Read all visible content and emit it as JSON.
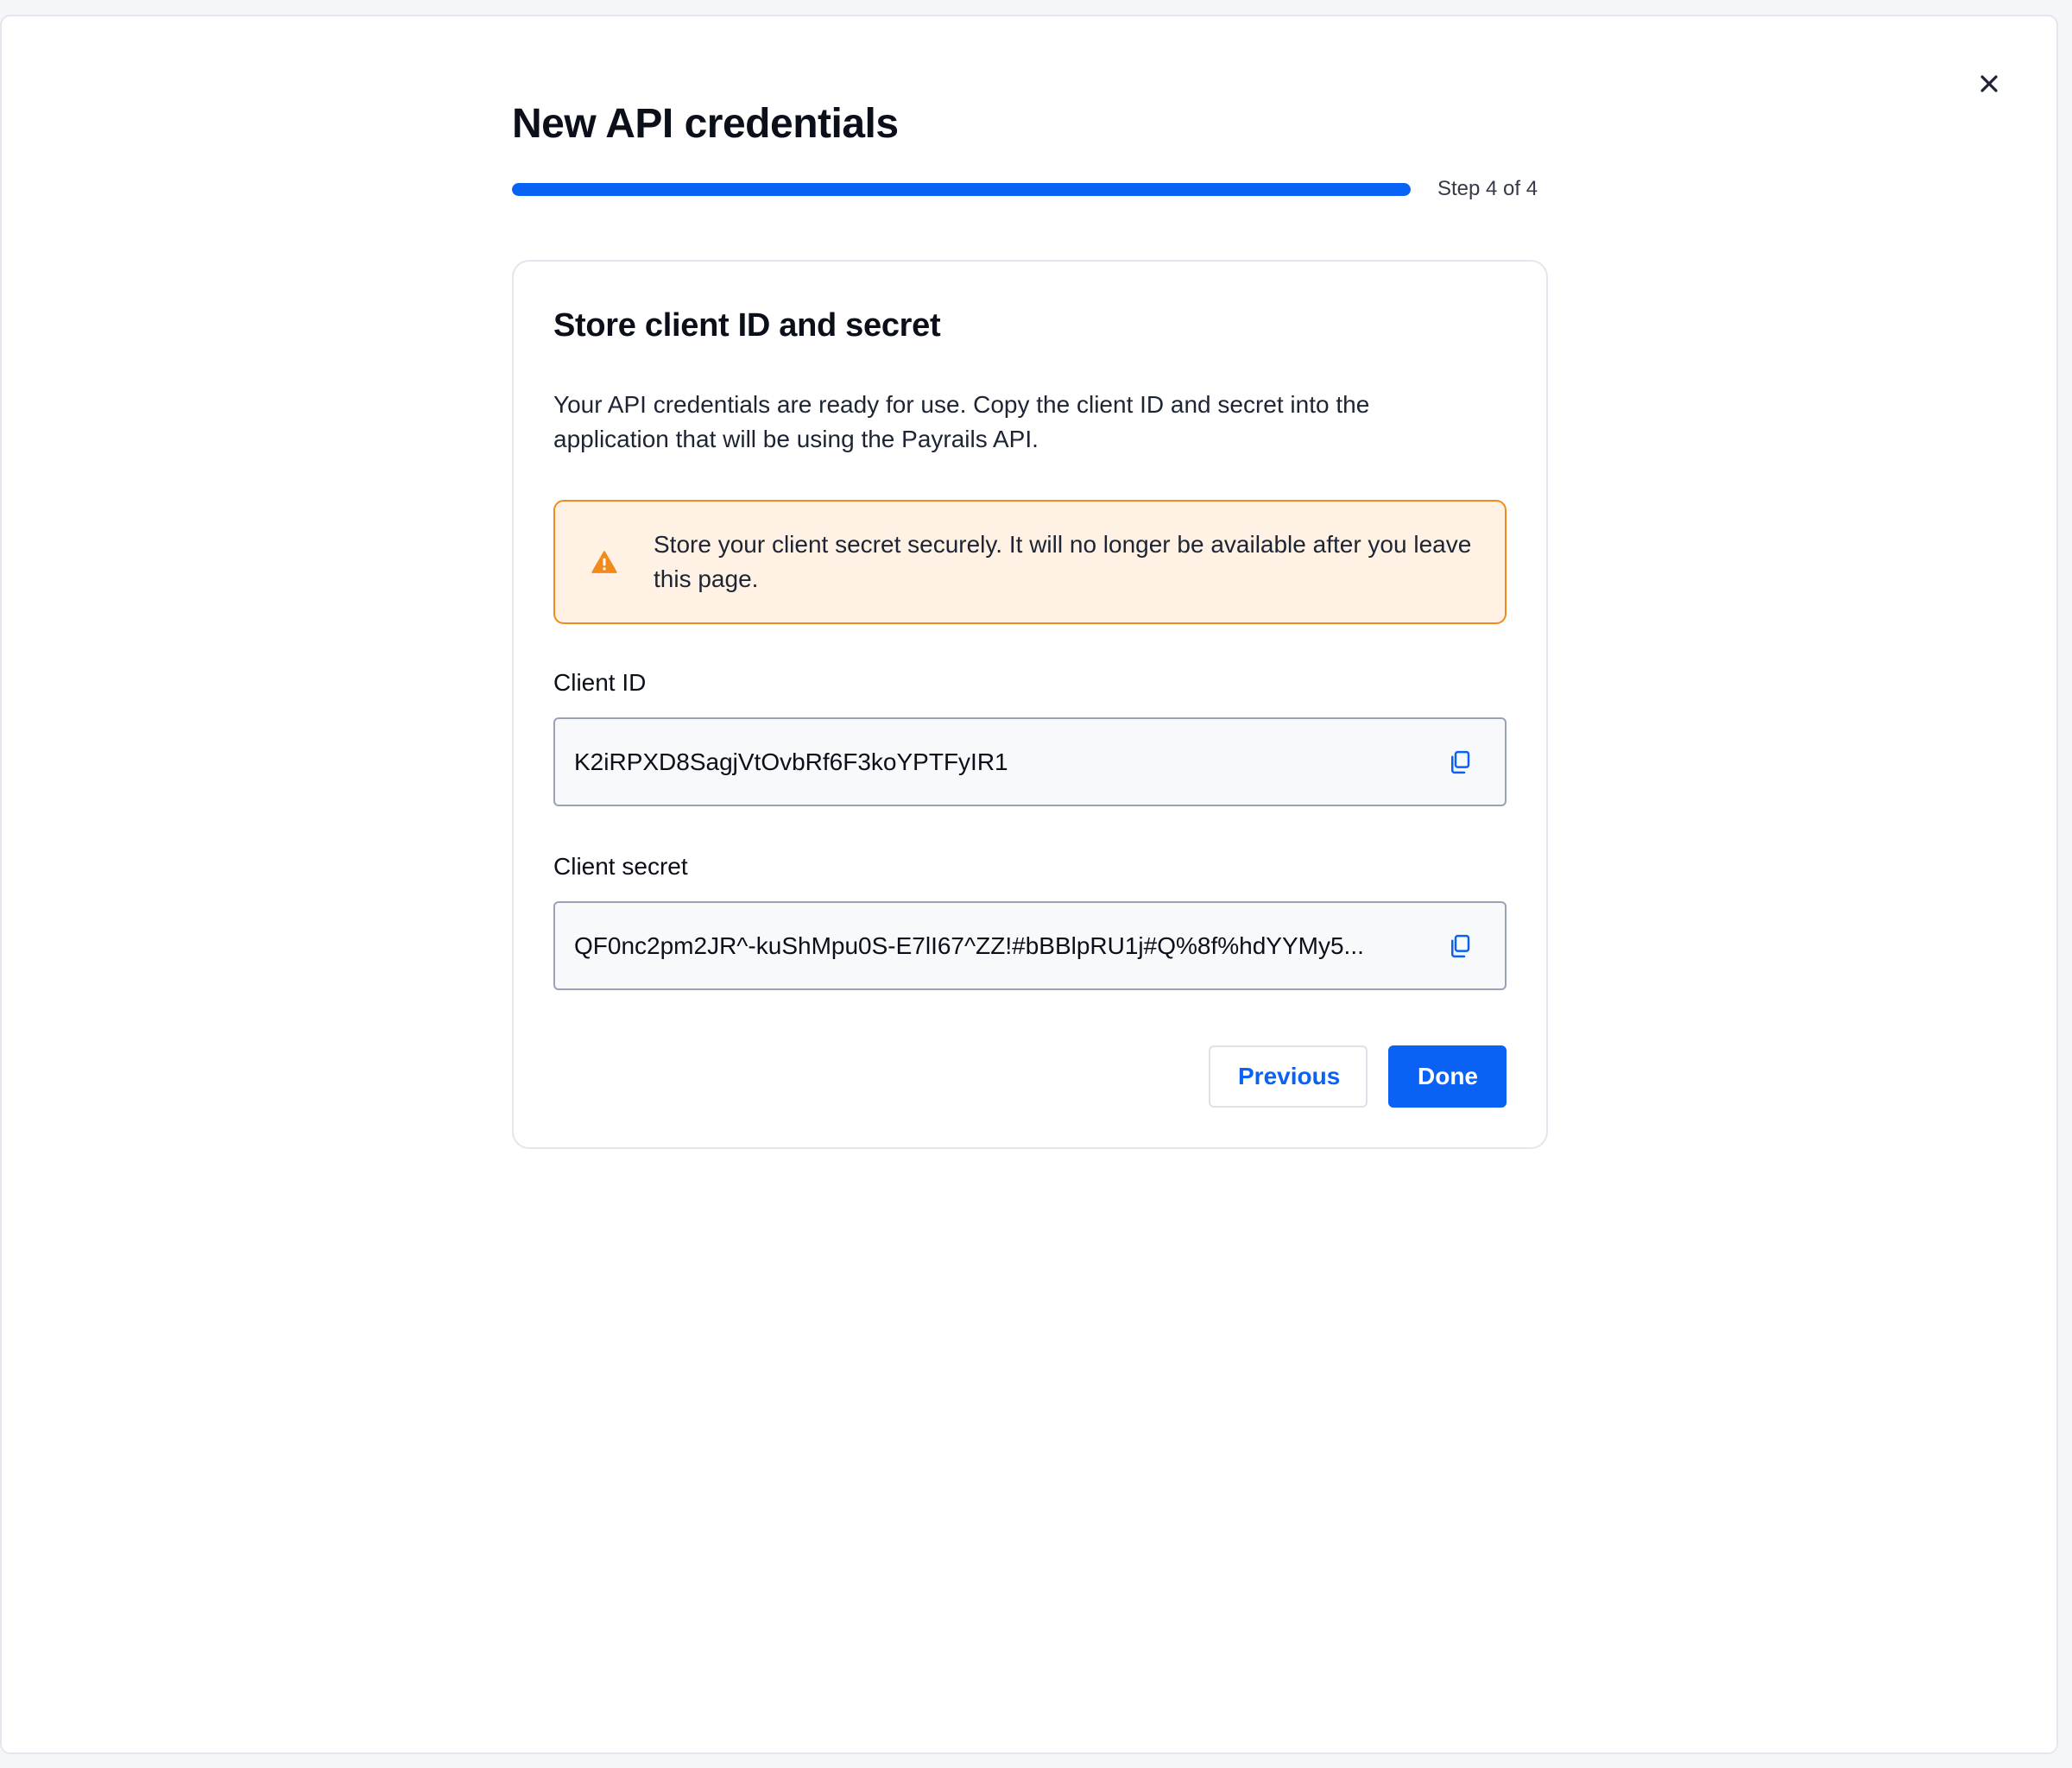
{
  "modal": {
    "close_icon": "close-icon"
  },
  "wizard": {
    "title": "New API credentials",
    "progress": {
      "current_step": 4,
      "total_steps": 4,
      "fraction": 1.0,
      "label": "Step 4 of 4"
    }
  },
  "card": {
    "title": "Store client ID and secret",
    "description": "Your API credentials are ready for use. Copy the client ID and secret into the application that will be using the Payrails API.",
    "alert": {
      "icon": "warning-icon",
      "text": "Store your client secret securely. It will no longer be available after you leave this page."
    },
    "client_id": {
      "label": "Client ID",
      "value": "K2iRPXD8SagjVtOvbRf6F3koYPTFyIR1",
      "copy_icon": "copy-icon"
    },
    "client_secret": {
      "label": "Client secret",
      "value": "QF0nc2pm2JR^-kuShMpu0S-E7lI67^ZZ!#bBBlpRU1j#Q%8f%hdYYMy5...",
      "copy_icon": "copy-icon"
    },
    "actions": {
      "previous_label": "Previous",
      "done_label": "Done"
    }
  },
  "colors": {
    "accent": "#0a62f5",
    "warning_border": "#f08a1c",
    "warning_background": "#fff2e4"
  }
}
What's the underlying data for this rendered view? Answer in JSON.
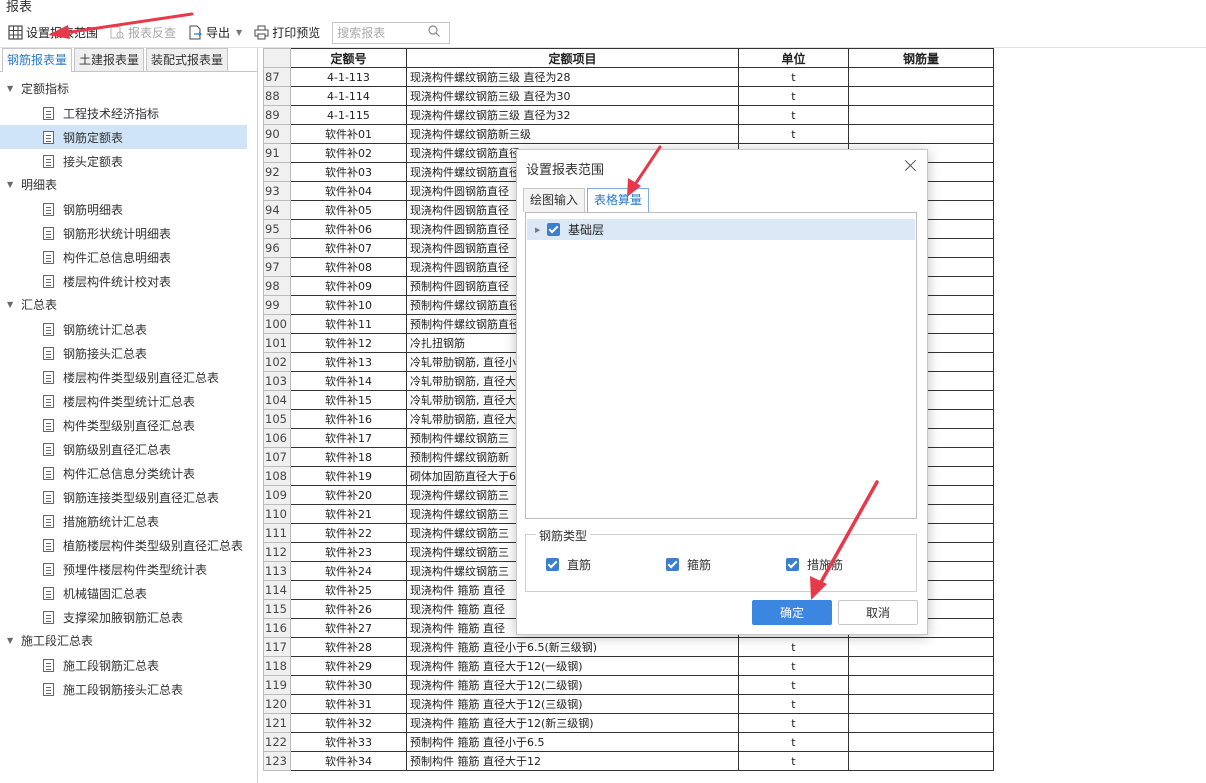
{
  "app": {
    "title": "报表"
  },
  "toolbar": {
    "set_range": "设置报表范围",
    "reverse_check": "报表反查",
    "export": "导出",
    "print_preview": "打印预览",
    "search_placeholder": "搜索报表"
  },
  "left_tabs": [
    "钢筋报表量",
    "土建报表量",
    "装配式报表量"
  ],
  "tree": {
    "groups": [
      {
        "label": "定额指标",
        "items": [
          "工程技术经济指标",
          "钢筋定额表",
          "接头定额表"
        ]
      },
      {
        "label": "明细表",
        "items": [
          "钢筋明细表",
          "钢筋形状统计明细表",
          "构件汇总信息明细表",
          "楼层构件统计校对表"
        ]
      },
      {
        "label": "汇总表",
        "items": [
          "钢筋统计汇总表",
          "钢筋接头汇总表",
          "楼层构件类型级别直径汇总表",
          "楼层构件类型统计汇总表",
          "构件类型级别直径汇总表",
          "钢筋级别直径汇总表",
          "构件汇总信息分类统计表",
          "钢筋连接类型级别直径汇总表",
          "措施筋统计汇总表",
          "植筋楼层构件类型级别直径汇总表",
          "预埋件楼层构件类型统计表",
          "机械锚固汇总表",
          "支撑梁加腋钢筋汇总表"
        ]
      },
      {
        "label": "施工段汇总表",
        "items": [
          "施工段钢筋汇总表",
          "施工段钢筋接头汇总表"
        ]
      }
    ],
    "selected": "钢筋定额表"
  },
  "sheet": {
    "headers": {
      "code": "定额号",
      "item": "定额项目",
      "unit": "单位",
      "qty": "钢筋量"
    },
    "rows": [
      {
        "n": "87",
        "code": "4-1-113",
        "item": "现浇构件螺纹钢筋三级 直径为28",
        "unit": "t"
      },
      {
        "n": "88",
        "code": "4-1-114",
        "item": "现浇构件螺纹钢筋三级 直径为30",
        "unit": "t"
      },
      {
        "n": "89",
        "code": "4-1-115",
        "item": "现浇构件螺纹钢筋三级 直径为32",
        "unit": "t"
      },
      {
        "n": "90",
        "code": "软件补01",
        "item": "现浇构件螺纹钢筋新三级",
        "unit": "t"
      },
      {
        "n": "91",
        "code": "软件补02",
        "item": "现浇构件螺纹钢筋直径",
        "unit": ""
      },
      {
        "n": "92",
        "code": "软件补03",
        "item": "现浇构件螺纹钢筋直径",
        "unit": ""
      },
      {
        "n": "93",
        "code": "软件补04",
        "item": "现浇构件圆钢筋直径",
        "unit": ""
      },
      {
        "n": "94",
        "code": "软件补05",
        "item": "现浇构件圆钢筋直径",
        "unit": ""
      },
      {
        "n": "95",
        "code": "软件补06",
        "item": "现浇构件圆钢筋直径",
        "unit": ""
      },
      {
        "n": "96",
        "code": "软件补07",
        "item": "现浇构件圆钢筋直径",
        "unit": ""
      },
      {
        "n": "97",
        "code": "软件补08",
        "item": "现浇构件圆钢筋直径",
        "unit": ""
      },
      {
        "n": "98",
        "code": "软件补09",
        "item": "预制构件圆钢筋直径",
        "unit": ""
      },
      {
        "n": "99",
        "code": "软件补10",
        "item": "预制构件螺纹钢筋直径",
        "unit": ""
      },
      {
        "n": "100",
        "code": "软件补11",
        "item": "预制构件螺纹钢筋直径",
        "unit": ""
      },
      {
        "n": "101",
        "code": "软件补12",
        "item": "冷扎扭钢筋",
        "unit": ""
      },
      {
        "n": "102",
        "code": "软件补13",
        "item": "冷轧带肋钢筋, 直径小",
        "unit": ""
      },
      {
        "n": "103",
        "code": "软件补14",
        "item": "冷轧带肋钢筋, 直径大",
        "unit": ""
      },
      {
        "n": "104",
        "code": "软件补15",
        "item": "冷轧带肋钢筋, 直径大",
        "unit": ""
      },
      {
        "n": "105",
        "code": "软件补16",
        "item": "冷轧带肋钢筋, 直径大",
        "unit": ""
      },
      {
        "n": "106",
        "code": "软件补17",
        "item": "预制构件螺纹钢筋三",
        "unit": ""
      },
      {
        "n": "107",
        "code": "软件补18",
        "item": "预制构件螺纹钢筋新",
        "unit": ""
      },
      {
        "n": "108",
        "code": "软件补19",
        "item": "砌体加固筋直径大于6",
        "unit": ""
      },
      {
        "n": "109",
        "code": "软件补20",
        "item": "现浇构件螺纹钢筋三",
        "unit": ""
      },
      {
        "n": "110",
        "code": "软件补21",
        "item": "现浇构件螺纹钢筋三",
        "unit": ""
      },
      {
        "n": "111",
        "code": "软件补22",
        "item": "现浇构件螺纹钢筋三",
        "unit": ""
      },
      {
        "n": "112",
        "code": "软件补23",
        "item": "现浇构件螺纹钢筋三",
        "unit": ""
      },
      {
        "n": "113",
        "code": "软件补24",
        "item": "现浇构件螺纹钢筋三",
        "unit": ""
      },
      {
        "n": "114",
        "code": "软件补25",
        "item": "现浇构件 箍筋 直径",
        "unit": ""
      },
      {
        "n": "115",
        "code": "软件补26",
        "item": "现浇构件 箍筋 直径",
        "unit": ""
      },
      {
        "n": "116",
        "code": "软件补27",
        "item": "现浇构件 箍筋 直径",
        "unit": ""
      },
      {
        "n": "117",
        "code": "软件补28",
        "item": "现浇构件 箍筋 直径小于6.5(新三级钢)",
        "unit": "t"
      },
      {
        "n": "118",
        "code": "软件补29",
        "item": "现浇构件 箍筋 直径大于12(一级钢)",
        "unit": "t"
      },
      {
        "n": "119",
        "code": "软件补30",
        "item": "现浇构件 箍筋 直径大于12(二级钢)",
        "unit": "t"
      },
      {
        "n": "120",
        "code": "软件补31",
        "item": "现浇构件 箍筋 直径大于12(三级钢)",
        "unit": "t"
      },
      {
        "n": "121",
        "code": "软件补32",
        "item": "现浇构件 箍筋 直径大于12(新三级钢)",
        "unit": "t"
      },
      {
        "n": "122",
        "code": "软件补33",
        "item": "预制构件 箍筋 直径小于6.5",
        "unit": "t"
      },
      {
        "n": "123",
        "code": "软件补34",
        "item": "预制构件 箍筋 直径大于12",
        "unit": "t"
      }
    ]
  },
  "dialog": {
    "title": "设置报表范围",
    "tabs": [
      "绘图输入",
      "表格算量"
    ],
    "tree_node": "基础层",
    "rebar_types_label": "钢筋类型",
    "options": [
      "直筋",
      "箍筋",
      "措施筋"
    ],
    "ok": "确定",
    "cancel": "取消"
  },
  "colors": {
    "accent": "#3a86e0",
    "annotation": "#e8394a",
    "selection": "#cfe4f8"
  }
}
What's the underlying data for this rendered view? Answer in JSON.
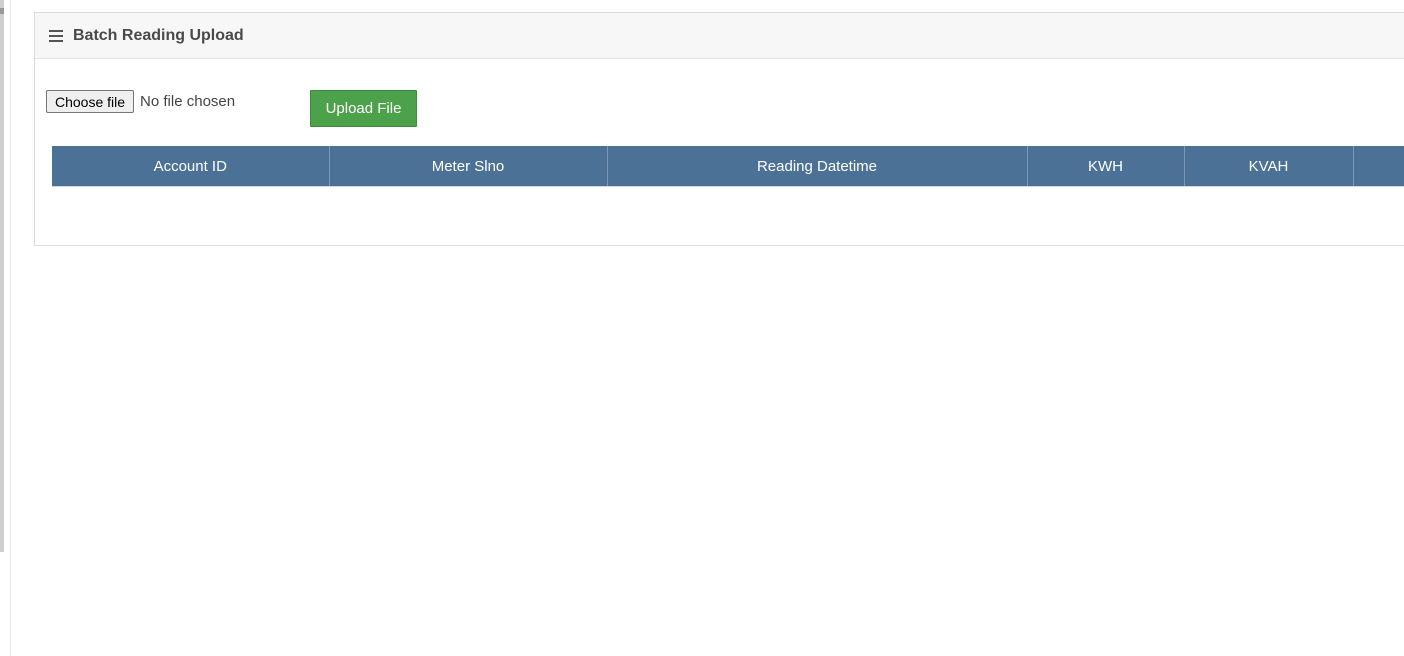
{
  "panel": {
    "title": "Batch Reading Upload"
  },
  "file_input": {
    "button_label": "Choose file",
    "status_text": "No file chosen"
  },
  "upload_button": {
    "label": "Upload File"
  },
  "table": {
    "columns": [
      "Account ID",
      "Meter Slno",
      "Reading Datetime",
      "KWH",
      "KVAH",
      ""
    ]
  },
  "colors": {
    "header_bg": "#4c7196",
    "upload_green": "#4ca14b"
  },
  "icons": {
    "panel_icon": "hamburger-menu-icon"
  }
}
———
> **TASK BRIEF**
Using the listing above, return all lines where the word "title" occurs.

> **YOUR RESPONSE**
    "title": "New API credentials",
    "title": "Store client ID and secret",
    "title": "报表"
    "title": "设置报表范围",
    "title": "Batch Reading Upload"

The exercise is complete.